Task description – The records that follow must be repeated exactly, line by line.

(Web page and app entries)
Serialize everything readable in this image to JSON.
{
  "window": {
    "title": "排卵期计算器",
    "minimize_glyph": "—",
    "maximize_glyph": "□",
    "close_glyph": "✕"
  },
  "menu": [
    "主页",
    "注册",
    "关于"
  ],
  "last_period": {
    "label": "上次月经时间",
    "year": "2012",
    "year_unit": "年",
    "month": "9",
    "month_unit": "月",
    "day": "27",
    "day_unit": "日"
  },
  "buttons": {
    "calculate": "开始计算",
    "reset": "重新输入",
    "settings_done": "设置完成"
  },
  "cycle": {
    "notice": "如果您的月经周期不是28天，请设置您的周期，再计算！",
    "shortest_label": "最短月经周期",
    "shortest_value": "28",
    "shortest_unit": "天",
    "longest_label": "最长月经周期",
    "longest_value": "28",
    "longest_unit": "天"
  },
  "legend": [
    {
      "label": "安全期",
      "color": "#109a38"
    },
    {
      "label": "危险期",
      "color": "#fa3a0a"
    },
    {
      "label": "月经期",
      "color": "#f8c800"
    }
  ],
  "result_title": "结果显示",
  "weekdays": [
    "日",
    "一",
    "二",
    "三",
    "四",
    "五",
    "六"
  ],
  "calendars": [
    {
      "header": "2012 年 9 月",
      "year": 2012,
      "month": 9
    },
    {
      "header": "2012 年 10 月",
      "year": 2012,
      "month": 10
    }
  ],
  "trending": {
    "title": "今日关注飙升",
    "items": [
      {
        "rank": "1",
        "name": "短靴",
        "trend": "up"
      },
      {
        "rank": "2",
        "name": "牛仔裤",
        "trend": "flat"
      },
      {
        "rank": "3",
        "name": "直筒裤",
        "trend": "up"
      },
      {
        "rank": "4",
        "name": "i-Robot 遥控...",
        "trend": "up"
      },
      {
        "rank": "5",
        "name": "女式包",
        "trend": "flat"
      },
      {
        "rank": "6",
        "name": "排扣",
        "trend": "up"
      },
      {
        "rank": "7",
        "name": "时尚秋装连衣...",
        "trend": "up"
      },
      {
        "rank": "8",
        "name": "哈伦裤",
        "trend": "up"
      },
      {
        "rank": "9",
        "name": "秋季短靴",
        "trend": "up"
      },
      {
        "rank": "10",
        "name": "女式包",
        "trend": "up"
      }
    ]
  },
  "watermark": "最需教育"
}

Exercise output –
Serialize everything readable in this image to JSON.
{
  "window": {
    "title": "排卵期计算器",
    "minimize_glyph": "—",
    "maximize_glyph": "□",
    "close_glyph": "✕"
  },
  "menu": [
    "主页",
    "注册",
    "关于"
  ],
  "last_period": {
    "label": "上次月经时间",
    "year": "2012",
    "year_unit": "年",
    "month": "9",
    "month_unit": "月",
    "day": "27",
    "day_unit": "日"
  },
  "buttons": {
    "calculate": "开始计算",
    "reset": "重新输入",
    "settings_done": "设置完成"
  },
  "cycle": {
    "notice": "如果您的月经周期不是28天，请设置您的周期，再计算！",
    "shortest_label": "最短月经周期",
    "shortest_value": "28",
    "shortest_unit": "天",
    "longest_label": "最长月经周期",
    "longest_value": "28",
    "longest_unit": "天"
  },
  "legend": [
    {
      "label": "安全期",
      "color": "#109a38"
    },
    {
      "label": "危险期",
      "color": "#fa3a0a"
    },
    {
      "label": "月经期",
      "color": "#f8c800"
    }
  ],
  "result_title": "结果显示",
  "weekdays": [
    "日",
    "一",
    "二",
    "三",
    "四",
    "五",
    "六"
  ],
  "calendars": [
    {
      "header": "2012 年 9 月",
      "year": 2012,
      "month": 9
    },
    {
      "header": "2012 年 10 月",
      "year": 2012,
      "month": 10
    }
  ],
  "trending": {
    "title": "今日关注飙升",
    "items": [
      {
        "rank": "1",
        "name": "短靴",
        "trend": "up"
      },
      {
        "rank": "2",
        "name": "牛仔裤",
        "trend": "flat"
      },
      {
        "rank": "3",
        "name": "直筒裤",
        "trend": "up"
      },
      {
        "rank": "4",
        "name": "i-Robot 遥控...",
        "trend": "up"
      },
      {
        "rank": "5",
        "name": "女式包",
        "trend": "flat"
      },
      {
        "rank": "6",
        "name": "排扣",
        "trend": "up"
      },
      {
        "rank": "7",
        "name": "时尚秋装连衣...",
        "trend": "up"
      },
      {
        "rank": "8",
        "name": "哈伦裤",
        "trend": "up"
      },
      {
        "rank": "9",
        "name": "秋季短靴",
        "trend": "up"
      },
      {
        "rank": "10",
        "name": "女式包",
        "trend": "up"
      }
    ]
  },
  "watermark": "最需教育"
}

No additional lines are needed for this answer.